The workshop is based on the concept of a time bank, an alternative model of economic exchange which has emerged sporadically in various localities during the last two centuries. Each participant in the workshop offers one hour of time to another individual. The possibilities of what happens during this hour are endless: one might give a massage, mend some clothing, sweep and mop an apartment, babysit, write an essay, write a song, take a walk and have a conversation, exchange ideas, teach a skill, share resources in order to become informed about a relevant issue, etc. Each participant gives an hour to someone and receives an hour from someone else. However, there is no direct reciprocation; instead there is a network of relations that creates indirect connections among the whole group. These relations are recounted during the performance in the form of “speech deeds,” events in which communication becomes a form of action and action becomes a form of communication.
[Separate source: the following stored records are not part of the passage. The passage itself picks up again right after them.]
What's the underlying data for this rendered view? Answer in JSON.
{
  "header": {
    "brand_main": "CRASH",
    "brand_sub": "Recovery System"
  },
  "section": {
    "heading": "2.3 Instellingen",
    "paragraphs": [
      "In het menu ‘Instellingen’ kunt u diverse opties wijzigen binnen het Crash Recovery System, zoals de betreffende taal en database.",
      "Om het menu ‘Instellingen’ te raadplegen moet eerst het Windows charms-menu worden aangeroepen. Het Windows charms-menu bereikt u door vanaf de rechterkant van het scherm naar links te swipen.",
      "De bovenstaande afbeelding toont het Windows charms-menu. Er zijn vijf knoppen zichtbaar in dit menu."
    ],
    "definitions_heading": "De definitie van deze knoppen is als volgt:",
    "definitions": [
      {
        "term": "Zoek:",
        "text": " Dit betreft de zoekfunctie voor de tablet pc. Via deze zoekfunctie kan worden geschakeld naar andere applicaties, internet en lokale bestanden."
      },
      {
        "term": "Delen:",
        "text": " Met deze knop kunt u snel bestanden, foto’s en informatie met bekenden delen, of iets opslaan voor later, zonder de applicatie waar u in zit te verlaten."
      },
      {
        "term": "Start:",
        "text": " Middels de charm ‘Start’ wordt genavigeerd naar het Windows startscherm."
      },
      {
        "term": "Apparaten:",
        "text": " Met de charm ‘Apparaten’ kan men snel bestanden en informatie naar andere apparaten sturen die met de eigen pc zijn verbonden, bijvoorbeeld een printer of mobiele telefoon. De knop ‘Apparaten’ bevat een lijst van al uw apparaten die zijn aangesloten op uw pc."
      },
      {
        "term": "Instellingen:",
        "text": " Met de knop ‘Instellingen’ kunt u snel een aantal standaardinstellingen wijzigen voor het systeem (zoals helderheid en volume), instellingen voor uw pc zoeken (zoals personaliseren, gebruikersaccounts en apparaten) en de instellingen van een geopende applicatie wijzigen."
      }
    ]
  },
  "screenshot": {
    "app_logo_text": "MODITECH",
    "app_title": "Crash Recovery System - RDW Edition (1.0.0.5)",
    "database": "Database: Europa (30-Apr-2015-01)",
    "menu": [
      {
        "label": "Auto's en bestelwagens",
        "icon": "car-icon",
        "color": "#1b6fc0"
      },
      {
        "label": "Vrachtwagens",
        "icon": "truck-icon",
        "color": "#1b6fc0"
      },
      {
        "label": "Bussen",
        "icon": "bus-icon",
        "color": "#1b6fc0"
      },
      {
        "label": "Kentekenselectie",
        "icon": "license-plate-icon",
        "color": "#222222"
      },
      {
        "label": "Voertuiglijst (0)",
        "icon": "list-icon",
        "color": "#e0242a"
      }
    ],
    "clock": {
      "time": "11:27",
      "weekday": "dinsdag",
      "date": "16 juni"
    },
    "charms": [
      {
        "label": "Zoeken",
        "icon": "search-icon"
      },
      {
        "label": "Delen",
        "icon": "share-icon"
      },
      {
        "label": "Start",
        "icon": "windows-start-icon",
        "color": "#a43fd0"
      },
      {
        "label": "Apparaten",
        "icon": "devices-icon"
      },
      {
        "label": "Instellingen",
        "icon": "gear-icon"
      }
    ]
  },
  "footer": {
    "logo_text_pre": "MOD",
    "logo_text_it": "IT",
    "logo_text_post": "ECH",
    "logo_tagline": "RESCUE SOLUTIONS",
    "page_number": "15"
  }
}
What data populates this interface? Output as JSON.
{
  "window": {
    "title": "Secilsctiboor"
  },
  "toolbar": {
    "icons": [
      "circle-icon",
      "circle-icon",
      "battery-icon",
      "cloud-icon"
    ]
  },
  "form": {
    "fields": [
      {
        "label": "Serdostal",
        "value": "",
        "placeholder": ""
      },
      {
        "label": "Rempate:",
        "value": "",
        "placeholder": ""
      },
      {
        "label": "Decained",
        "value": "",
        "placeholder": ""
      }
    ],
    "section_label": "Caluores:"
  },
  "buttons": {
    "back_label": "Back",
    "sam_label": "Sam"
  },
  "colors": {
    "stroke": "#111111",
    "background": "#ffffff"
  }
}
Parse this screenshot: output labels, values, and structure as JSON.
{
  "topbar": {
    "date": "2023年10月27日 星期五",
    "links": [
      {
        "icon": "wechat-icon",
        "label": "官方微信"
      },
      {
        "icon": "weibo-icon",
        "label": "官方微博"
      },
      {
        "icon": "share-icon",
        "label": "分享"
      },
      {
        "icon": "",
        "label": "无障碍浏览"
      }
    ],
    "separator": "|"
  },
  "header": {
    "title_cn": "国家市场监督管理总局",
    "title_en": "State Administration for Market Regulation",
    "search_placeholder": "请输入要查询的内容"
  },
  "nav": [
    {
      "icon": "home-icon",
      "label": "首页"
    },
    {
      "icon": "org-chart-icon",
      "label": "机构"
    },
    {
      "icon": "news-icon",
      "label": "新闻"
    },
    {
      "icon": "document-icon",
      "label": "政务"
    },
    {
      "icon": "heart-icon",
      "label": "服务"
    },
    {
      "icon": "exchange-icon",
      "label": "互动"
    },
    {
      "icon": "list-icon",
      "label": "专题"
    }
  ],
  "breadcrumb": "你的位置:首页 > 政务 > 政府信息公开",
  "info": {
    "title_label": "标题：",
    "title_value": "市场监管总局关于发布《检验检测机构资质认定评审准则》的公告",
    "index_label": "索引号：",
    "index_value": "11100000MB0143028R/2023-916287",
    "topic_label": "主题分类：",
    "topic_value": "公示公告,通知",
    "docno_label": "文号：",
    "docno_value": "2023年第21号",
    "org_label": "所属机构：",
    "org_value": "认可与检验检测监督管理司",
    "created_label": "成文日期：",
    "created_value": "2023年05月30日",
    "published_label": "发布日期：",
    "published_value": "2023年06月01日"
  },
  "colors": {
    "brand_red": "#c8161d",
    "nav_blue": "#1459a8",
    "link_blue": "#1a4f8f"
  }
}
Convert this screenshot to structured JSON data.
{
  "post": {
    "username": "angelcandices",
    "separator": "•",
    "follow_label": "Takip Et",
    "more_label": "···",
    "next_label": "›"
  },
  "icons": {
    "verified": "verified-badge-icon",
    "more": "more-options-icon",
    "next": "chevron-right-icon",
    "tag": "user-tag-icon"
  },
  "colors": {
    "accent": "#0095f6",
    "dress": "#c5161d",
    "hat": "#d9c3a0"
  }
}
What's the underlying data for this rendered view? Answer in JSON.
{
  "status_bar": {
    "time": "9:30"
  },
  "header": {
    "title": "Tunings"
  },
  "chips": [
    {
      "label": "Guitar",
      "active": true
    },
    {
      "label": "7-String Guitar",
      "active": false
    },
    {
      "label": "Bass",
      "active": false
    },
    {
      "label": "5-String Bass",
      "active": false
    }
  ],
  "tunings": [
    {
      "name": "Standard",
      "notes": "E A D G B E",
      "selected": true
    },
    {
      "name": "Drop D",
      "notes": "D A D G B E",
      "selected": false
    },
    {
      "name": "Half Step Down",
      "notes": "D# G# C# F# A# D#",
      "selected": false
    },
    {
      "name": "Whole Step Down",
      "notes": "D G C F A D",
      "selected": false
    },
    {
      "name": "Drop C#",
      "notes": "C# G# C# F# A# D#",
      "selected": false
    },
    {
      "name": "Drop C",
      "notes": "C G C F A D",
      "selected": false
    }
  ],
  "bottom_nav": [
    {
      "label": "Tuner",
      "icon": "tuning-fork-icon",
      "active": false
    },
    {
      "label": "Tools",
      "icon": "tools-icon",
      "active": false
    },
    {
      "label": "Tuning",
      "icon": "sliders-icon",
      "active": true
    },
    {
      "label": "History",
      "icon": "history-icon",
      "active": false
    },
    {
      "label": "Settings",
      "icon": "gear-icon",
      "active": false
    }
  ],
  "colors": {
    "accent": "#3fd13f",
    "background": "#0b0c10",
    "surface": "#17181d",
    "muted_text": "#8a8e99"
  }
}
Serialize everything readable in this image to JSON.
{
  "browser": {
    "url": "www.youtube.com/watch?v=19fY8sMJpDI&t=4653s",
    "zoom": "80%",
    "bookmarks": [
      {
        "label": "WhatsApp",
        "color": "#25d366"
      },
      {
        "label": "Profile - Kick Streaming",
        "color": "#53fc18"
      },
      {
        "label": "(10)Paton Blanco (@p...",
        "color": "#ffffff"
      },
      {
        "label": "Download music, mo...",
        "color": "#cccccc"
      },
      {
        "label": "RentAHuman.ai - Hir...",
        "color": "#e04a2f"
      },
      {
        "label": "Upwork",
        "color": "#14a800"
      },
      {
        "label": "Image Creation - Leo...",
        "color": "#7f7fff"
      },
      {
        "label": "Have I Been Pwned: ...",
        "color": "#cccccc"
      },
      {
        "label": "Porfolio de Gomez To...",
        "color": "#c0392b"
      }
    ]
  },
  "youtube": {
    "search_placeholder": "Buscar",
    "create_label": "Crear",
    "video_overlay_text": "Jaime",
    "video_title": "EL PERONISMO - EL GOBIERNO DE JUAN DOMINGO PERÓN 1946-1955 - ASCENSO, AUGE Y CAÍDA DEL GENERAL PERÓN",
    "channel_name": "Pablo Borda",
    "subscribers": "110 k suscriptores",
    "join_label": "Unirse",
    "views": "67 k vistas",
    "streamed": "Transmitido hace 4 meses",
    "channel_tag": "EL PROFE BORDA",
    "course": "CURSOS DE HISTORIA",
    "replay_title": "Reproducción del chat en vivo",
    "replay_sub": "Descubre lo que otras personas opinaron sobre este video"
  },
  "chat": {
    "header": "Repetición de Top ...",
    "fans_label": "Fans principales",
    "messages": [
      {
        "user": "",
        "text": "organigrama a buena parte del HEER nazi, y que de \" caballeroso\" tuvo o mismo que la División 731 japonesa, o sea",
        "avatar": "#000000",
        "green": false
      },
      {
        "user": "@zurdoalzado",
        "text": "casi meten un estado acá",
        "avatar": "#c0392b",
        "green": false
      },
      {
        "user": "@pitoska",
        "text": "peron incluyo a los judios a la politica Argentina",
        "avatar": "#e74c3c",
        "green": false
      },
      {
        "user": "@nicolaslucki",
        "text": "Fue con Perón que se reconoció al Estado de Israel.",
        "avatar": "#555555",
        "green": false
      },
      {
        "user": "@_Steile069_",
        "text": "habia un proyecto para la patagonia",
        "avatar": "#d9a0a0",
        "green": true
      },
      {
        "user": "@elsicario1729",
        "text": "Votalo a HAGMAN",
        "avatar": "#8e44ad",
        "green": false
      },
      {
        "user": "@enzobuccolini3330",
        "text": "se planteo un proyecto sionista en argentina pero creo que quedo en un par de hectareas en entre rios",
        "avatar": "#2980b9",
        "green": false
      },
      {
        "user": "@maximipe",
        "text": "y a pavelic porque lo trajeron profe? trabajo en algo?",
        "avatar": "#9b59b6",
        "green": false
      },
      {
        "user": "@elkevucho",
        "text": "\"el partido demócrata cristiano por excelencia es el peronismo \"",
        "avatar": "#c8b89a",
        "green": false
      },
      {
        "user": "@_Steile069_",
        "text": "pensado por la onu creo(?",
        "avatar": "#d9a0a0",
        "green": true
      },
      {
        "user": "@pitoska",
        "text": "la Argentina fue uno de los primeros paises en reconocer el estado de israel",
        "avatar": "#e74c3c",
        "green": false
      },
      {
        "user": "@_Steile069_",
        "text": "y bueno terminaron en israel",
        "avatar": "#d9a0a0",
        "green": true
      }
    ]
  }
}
Why work with unemployed people? It’s simple really. Those involved fulfill the basic criterion of being available to participate during the week. Perhaps there is something wrong with the construction of “employed” and “unemployed,” which implies that the unemployed are lacking a positive attribute. They are defined by a negation, as if employment is the basic, positive condition of participating in an active life. But what if we define the unemployed individual in a positive light: as an “available” person? A “potentiality-endowed” person? An “activated” person? Someone who can participate in the vita activa, while free from the constaints of a regimented schedule… This is not to belittle the plights of unemployed people who are struggling to make ends meet; it is to question a system that creates such a class of people and defines this class negatively, through what the individuals lack rather than through their potentialities.